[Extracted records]
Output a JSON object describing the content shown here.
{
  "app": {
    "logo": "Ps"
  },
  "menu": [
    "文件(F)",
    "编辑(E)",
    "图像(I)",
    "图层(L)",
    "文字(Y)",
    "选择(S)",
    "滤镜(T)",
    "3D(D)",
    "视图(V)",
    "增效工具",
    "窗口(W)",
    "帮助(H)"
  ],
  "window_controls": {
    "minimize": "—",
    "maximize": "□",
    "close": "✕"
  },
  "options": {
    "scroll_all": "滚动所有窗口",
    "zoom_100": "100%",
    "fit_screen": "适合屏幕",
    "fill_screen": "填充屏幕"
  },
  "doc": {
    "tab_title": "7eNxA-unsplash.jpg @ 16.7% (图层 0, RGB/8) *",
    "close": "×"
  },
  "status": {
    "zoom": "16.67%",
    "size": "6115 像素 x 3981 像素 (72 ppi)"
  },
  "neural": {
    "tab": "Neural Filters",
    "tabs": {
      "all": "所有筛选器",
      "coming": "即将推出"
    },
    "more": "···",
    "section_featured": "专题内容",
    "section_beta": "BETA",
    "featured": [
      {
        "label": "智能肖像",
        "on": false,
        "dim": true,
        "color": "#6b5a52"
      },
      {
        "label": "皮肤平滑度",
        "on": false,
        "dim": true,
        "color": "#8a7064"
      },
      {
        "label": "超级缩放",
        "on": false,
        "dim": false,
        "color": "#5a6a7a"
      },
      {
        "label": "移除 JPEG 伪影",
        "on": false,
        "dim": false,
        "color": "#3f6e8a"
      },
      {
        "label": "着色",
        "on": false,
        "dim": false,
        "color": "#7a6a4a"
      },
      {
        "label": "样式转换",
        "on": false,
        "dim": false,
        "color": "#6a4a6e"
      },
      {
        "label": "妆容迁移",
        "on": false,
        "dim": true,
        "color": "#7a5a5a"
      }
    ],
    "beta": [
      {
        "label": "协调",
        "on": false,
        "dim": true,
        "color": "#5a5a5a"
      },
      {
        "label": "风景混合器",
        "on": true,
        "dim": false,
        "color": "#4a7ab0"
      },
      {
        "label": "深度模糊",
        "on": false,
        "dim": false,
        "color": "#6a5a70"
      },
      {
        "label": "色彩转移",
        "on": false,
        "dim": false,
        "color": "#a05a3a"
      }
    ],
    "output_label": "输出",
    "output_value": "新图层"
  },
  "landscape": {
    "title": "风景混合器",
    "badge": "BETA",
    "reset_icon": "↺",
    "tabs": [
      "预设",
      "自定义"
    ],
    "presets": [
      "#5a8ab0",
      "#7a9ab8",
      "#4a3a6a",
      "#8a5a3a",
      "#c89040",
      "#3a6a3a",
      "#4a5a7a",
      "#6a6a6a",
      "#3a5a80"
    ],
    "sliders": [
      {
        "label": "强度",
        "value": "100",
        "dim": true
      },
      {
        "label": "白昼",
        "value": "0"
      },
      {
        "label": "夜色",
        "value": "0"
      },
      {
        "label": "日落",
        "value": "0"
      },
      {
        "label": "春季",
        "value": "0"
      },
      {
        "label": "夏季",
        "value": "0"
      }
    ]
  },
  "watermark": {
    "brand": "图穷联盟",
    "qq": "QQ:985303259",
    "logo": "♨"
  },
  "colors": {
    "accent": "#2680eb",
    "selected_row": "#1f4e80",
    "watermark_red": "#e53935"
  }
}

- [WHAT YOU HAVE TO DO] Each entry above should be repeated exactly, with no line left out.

- [RESPONSE BOX]
Output a JSON object describing the content shown here.
{
  "app": {
    "logo": "Ps"
  },
  "menu": [
    "文件(F)",
    "编辑(E)",
    "图像(I)",
    "图层(L)",
    "文字(Y)",
    "选择(S)",
    "滤镜(T)",
    "3D(D)",
    "视图(V)",
    "增效工具",
    "窗口(W)",
    "帮助(H)"
  ],
  "window_controls": {
    "minimize": "—",
    "maximize": "□",
    "close": "✕"
  },
  "options": {
    "scroll_all": "滚动所有窗口",
    "zoom_100": "100%",
    "fit_screen": "适合屏幕",
    "fill_screen": "填充屏幕"
  },
  "doc": {
    "tab_title": "7eNxA-unsplash.jpg @ 16.7% (图层 0, RGB/8) *",
    "close": "×"
  },
  "status": {
    "zoom": "16.67%",
    "size": "6115 像素 x 3981 像素 (72 ppi)"
  },
  "neural": {
    "tab": "Neural Filters",
    "tabs": {
      "all": "所有筛选器",
      "coming": "即将推出"
    },
    "more": "···",
    "section_featured": "专题内容",
    "section_beta": "BETA",
    "featured": [
      {
        "label": "智能肖像",
        "on": false,
        "dim": true,
        "color": "#6b5a52"
      },
      {
        "label": "皮肤平滑度",
        "on": false,
        "dim": true,
        "color": "#8a7064"
      },
      {
        "label": "超级缩放",
        "on": false,
        "dim": false,
        "color": "#5a6a7a"
      },
      {
        "label": "移除 JPEG 伪影",
        "on": false,
        "dim": false,
        "color": "#3f6e8a"
      },
      {
        "label": "着色",
        "on": false,
        "dim": false,
        "color": "#7a6a4a"
      },
      {
        "label": "样式转换",
        "on": false,
        "dim": false,
        "color": "#6a4a6e"
      },
      {
        "label": "妆容迁移",
        "on": false,
        "dim": true,
        "color": "#7a5a5a"
      }
    ],
    "beta": [
      {
        "label": "协调",
        "on": false,
        "dim": true,
        "color": "#5a5a5a"
      },
      {
        "label": "风景混合器",
        "on": true,
        "dim": false,
        "color": "#4a7ab0"
      },
      {
        "label": "深度模糊",
        "on": false,
        "dim": false,
        "color": "#6a5a70"
      },
      {
        "label": "色彩转移",
        "on": false,
        "dim": false,
        "color": "#a05a3a"
      }
    ],
    "output_label": "输出",
    "output_value": "新图层"
  },
  "landscape": {
    "title": "风景混合器",
    "badge": "BETA",
    "reset_icon": "↺",
    "tabs": [
      "预设",
      "自定义"
    ],
    "presets": [
      "#5a8ab0",
      "#7a9ab8",
      "#4a3a6a",
      "#8a5a3a",
      "#c89040",
      "#3a6a3a",
      "#4a5a7a",
      "#6a6a6a",
      "#3a5a80"
    ],
    "sliders": [
      {
        "label": "强度",
        "value": "100",
        "dim": true
      },
      {
        "label": "白昼",
        "value": "0"
      },
      {
        "label": "夜色",
        "value": "0"
      },
      {
        "label": "日落",
        "value": "0"
      },
      {
        "label": "春季",
        "value": "0"
      },
      {
        "label": "夏季",
        "value": "0"
      }
    ]
  },
  "watermark": {
    "brand": "图穷联盟",
    "qq": "QQ:985303259",
    "logo": "♨"
  },
  "colors": {
    "accent": "#2680eb",
    "selected_row": "#1f4e80",
    "watermark_red": "#e53935"
  }
}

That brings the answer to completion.